On the eve of 9/11, let’s thank our first responders, our neighbors.
They’re often the neighbors who arrive first when we’re in trouble. They’re the first neighbors who risked — and gave — their lives on 9/11.
We had a medical emergency in our neighborhood yesterday, so the first neighbors I saw in the morning were men in uniform, loaded with gear. There were paramedics, firefighters and police.
I was struck by their strength in calmness, and was grateful that they had brought a stretcher and medical equipment to help.
I was reminded that this professional neighborliness was what exemplified 9/11 — all the first responders racing to save lives, yet being calmer than the rest of us, who were only watching. In New York, Washington and Pennsylvania, first responders had the courage to do what most of us cannot, even in the most dire circumstances. And in Pennsylvania, of course, the first responders were regular people who paid with their lives.

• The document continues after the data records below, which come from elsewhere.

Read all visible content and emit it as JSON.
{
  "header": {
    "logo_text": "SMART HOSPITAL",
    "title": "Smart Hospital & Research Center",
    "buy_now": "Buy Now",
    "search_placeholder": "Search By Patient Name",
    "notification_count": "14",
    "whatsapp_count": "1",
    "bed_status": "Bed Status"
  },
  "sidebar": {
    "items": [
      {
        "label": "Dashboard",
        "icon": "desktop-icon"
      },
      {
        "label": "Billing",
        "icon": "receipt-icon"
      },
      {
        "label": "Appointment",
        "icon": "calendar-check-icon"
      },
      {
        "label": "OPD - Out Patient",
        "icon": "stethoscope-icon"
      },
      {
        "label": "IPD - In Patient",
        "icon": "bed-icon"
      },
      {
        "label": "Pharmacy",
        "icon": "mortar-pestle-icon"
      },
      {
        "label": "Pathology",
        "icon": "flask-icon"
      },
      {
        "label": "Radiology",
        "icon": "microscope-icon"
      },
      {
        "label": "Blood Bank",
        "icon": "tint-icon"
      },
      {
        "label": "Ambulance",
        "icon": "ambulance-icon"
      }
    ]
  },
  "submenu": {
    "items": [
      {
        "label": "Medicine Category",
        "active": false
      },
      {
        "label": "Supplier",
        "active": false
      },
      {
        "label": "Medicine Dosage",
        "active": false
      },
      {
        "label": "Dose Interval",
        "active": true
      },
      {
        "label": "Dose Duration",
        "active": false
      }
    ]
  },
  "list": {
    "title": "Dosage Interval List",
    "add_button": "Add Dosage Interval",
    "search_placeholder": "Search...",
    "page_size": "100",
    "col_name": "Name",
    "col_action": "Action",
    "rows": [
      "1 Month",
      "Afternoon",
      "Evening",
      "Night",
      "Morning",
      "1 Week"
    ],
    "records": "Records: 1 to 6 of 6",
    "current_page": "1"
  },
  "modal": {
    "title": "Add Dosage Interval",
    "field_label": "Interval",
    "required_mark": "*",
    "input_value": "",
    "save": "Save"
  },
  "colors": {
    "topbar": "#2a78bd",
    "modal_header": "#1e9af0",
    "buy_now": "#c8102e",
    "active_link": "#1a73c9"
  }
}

I am always grateful for the incredible selflessness and courage of all the 9/11 first responders.
That courage and selfless giving is what first responders do, every day, in all of our communities.
Thanks to my niece for being a paramedic in one of the toughest working environments for a woman, and thanks to another young friend preparing to study paramedicine. For all the strength you need to do such a demanding job, it is your calm and inner strength that helps you do what you do best.
Most of us could not be first responders, and I, for one, am very, very grateful, for all that you do for others.
On the eve of 9/11, let’s thank first responders everywhere, who exemplify what it means to be a good neighbor.